[Excerpts from an interface dataset]
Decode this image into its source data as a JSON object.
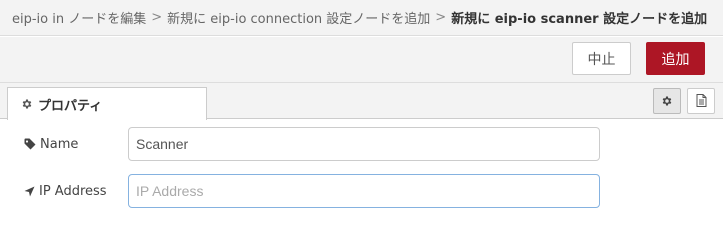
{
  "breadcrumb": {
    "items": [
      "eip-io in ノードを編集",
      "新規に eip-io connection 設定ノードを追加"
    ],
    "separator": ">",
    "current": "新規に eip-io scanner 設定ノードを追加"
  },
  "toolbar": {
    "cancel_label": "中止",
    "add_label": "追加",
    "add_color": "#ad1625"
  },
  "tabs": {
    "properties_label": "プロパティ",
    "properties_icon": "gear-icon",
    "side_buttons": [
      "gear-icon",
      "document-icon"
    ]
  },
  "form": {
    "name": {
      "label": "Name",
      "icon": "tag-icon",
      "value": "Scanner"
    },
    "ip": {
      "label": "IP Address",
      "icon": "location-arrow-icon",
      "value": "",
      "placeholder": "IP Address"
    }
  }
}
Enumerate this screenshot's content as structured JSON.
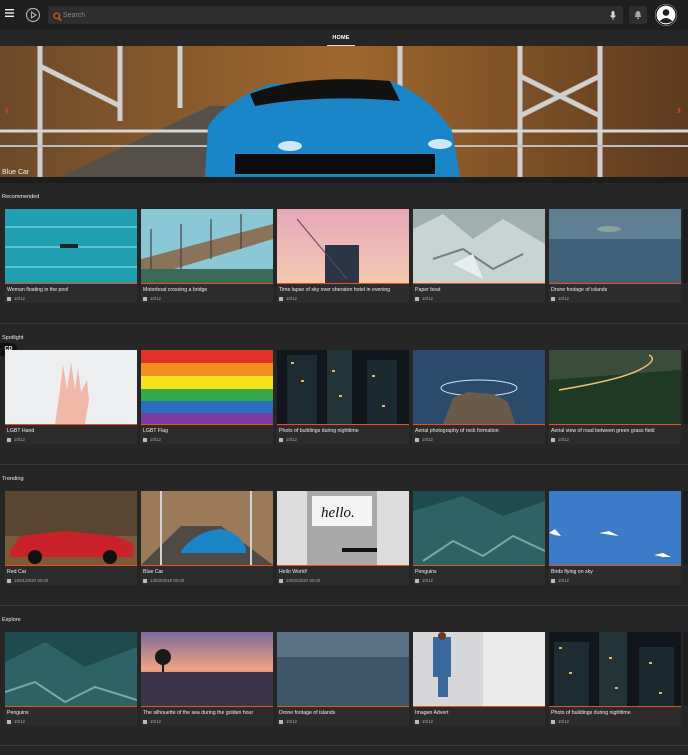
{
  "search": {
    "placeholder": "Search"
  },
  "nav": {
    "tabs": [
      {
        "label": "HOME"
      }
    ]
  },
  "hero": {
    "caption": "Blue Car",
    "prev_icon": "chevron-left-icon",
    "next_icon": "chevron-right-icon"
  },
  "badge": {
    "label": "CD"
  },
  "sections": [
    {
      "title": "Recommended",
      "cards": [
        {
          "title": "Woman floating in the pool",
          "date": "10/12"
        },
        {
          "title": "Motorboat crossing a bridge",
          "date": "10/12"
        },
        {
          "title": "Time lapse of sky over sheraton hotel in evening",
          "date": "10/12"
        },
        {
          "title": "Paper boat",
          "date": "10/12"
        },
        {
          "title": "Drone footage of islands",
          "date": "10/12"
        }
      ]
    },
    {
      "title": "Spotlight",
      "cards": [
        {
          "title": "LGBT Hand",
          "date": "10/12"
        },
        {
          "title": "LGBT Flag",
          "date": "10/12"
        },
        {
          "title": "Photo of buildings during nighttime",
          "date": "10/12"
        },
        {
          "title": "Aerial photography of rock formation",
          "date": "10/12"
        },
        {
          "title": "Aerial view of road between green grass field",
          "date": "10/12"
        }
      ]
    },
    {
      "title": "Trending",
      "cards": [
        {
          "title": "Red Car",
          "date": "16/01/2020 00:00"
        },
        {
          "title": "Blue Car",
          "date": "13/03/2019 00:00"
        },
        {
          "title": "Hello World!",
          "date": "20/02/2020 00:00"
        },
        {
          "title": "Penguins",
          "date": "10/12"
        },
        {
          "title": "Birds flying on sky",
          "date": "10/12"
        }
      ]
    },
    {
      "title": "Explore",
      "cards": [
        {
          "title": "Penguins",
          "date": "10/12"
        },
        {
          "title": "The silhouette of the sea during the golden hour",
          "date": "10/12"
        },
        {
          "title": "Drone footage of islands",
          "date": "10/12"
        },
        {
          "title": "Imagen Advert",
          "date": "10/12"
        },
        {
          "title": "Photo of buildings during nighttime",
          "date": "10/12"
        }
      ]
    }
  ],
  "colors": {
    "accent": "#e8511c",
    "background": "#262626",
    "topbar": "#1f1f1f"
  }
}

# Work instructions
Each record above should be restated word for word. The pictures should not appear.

# Answer section
Decode this image into its source data as a JSON object.
{
  "breadcrumb": {
    "items": [
      "eip-io in ノードを編集",
      "新規に eip-io connection 設定ノードを追加"
    ],
    "separator": ">",
    "current": "新規に eip-io scanner 設定ノードを追加"
  },
  "toolbar": {
    "cancel_label": "中止",
    "add_label": "追加",
    "add_color": "#ad1625"
  },
  "tabs": {
    "properties_label": "プロパティ",
    "properties_icon": "gear-icon",
    "side_buttons": [
      "gear-icon",
      "document-icon"
    ]
  },
  "form": {
    "name": {
      "label": "Name",
      "icon": "tag-icon",
      "value": "Scanner"
    },
    "ip": {
      "label": "IP Address",
      "icon": "location-arrow-icon",
      "value": "",
      "placeholder": "IP Address"
    }
  }
}
Enumerate this screenshot's content as structured JSON.
{
  "search": {
    "placeholder": "Search"
  },
  "nav": {
    "tabs": [
      {
        "label": "HOME"
      }
    ]
  },
  "hero": {
    "caption": "Blue Car",
    "prev_icon": "chevron-left-icon",
    "next_icon": "chevron-right-icon"
  },
  "badge": {
    "label": "CD"
  },
  "sections": [
    {
      "title": "Recommended",
      "cards": [
        {
          "title": "Woman floating in the pool",
          "date": "10/12"
        },
        {
          "title": "Motorboat crossing a bridge",
          "date": "10/12"
        },
        {
          "title": "Time lapse of sky over sheraton hotel in evening",
          "date": "10/12"
        },
        {
          "title": "Paper boat",
          "date": "10/12"
        },
        {
          "title": "Drone footage of islands",
          "date": "10/12"
        }
      ]
    },
    {
      "title": "Spotlight",
      "cards": [
        {
          "title": "LGBT Hand",
          "date": "10/12"
        },
        {
          "title": "LGBT Flag",
          "date": "10/12"
        },
        {
          "title": "Photo of buildings during nighttime",
          "date": "10/12"
        },
        {
          "title": "Aerial photography of rock formation",
          "date": "10/12"
        },
        {
          "title": "Aerial view of road between green grass field",
          "date": "10/12"
        }
      ]
    },
    {
      "title": "Trending",
      "cards": [
        {
          "title": "Red Car",
          "date": "16/01/2020 00:00"
        },
        {
          "title": "Blue Car",
          "date": "13/03/2019 00:00"
        },
        {
          "title": "Hello World!",
          "date": "20/02/2020 00:00"
        },
        {
          "title": "Penguins",
          "date": "10/12"
        },
        {
          "title": "Birds flying on sky",
          "date": "10/12"
        }
      ]
    },
    {
      "title": "Explore",
      "cards": [
        {
          "title": "Penguins",
          "date": "10/12"
        },
        {
          "title": "The silhouette of the sea during the golden hour",
          "date": "10/12"
        },
        {
          "title": "Drone footage of islands",
          "date": "10/12"
        },
        {
          "title": "Imagen Advert",
          "date": "10/12"
        },
        {
          "title": "Photo of buildings during nighttime",
          "date": "10/12"
        }
      ]
    }
  ],
  "colors": {
    "accent": "#e8511c",
    "background": "#262626",
    "topbar": "#1f1f1f"
  }
}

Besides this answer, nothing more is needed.